▶ [YOUR TASK] Every line below that holds the string "kind" must be copied.

▶ [Items from an interface collection]
====

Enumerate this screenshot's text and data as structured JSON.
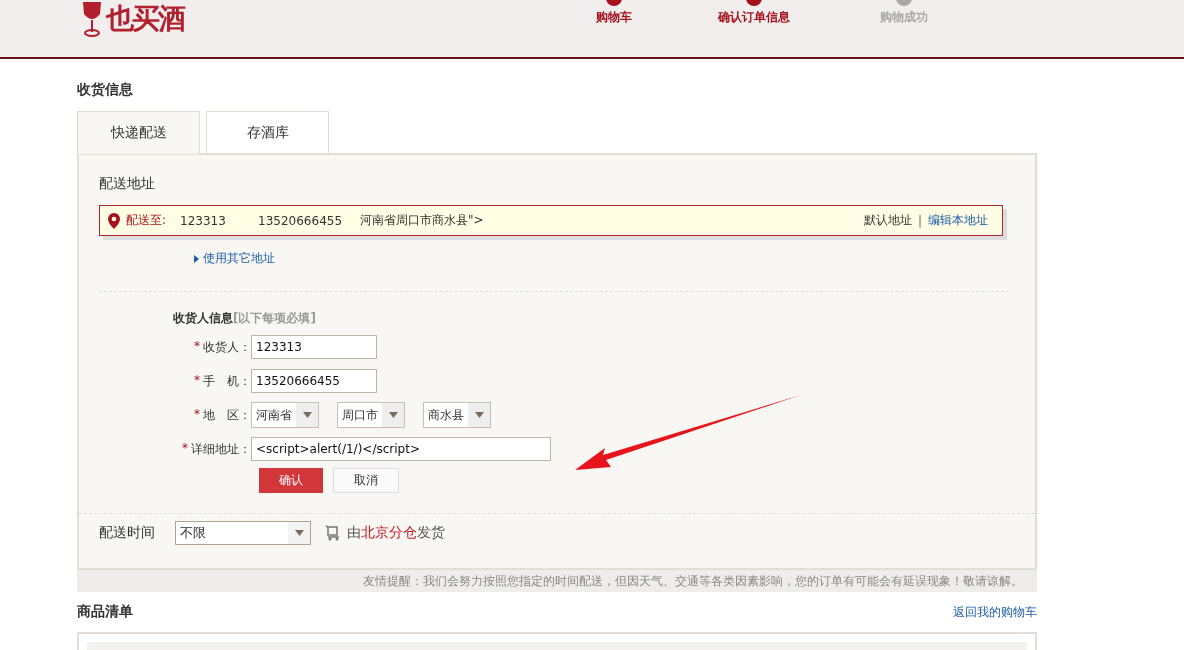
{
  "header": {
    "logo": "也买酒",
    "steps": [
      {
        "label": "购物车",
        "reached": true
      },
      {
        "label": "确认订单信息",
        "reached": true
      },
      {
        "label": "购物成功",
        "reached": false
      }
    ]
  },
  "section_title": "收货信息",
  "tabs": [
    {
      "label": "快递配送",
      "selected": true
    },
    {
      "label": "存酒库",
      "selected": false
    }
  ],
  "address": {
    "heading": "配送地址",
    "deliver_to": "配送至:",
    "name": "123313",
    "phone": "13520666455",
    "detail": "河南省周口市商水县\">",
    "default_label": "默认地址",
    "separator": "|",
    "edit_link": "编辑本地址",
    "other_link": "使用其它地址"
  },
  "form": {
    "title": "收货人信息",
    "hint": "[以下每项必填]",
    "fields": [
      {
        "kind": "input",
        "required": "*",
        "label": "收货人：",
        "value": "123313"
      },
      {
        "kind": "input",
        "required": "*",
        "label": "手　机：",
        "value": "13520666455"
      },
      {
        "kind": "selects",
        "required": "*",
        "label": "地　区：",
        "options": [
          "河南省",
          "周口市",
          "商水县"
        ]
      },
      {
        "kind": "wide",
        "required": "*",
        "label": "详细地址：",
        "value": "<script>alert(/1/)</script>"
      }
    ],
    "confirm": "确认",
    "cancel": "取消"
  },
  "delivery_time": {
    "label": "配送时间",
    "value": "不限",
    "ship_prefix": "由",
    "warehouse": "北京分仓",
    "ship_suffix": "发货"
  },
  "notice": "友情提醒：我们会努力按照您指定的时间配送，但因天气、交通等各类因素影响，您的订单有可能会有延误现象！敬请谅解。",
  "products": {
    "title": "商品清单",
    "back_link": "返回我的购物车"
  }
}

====

▶ [EXERCISE OUTPUT]
        "kind": "input",
        "kind": "input",
        "kind": "selects",
        "kind": "wide",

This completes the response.